My therapeutic approach is relational, integrative, collaborative, and take an anti-oppressive, systemic-informed relational trauma-focussed approaches drawing from: Emotions-Focussed, Narrative, Cognitive Behavioural, Mindfulness, Dialectical Behavioural, and Creative and Expressive Arts therapeutic modalities.
Experience & Philosophy
My philosophy is grounded in a social and historical understanding of the impact that inequality has on mental health. I pay attention to the ways that systemic social forces shape the choices we have and how we understand, interpret, articulate, experience, and respond to the world—and in doing so, open up unforeseen possibilities while supporting you to find your way back to self, in relation to others.

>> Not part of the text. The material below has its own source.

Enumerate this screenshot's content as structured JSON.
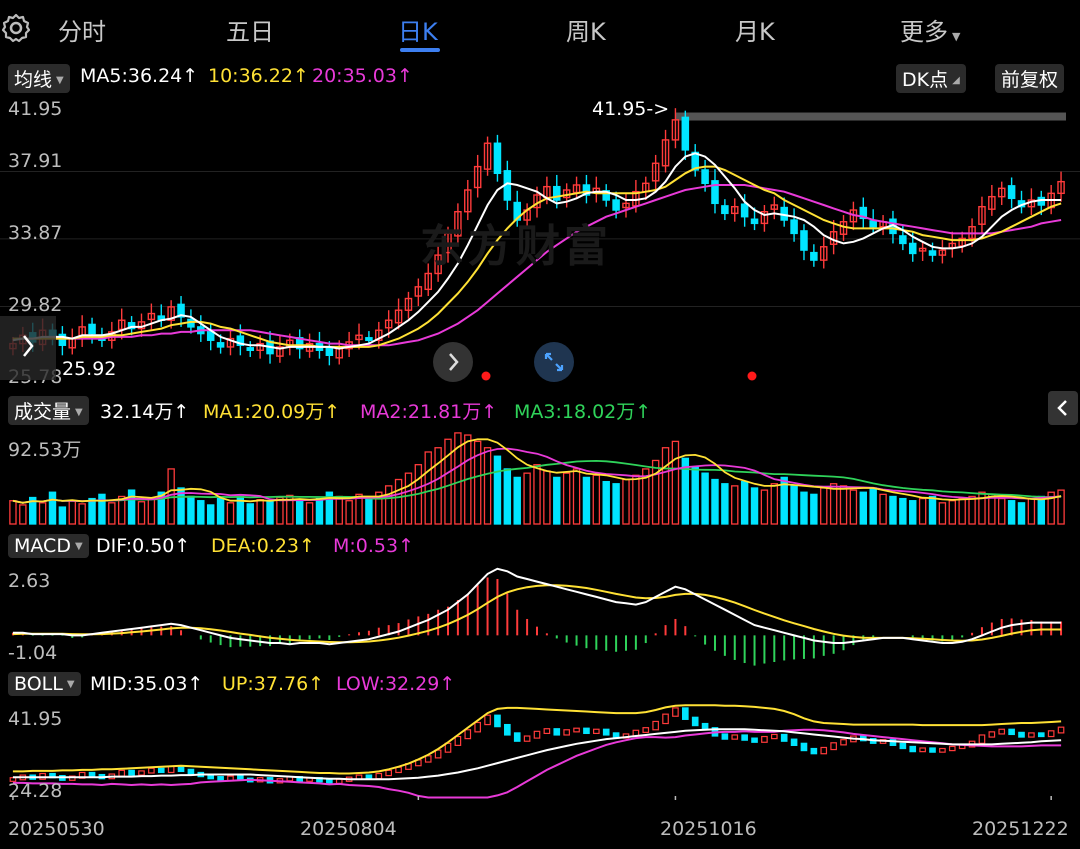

For over a decade and a half, I have worked from an integrative approach drawing together interdisciplinary methods of support and community building at the intersections between mental health, education, accessible arts, and grassroots community organizing.
The latest synthesis of mental health / education / accessible arts / organizing is my work with Artists Without Barriers; a community arts organization run by and for artists with disabilities that provides free and accessible: studio space, a scribe (or translator) for artist to convey their creative vision, arts education (drawing, painting, art history), counselling and creativity coaching, portfolio development and exhibition support, and grassroots organizing skill development in disability arts.
The project arose out of an awareness that healing necessarily involves a collective, collaborative, and creative organizing approach, and as such is not an individual or isolated process. It arose out of a double-edged approach to both challenging power domination, exploitation and oppression, and creating alternatives—by building relations of solidarity, affinity, mutual aid, and equitable collaborative partnerships.
Relations of affinity, mutual aid, equitability and collaboration are cultivated by turning the traditional helping model on its head. Instead of perpetuating the disablist perspective that artists with disabilities as ‘unable’ to create artwork—because they do not put pen to paper, communicate but not through words, have vision but are non-sighted—we created the conditions where this was possible. By pairing up people who need each other−scribes who want to learn to create, and artists with vision—we created a strength from two needs. And by situating the artists as the experts and leaders of the creative process, we turned the traditional helping model on its head.
The process of training scribes to accurately translate artist’s vision is complex, involving deep listening, critical disability analysis and experiential learning in interdependence, self-reflection, and ongoing coaching support. Scribes learned to listen using all of their senses to expand their perceptual abilities, develop critical thinking, relational and communication skills, and learn about transforming power-over relations in to relations of power-to-do. And as artists began to trust that they had the support they needed, it became possible to generate visual imagery and creative methodologies that challenge and re-write the definition of artistic practise, accessible communication, and accessible public spaces.
In my role as director of creative wellness—as a scribe, as a trainer of scribes, and creativity coach for artists, and in my role as director of organizational development—cultivating the organizations vision, mission, and methodology—I learned how to coordinate high levels of collaborative synchronization at both the individual and the collective level. It is the synchronization and attunement work between individuals and collectively that lies at the heart of what research indicates is the driving force of therapeutic change—the therapeutic alliance.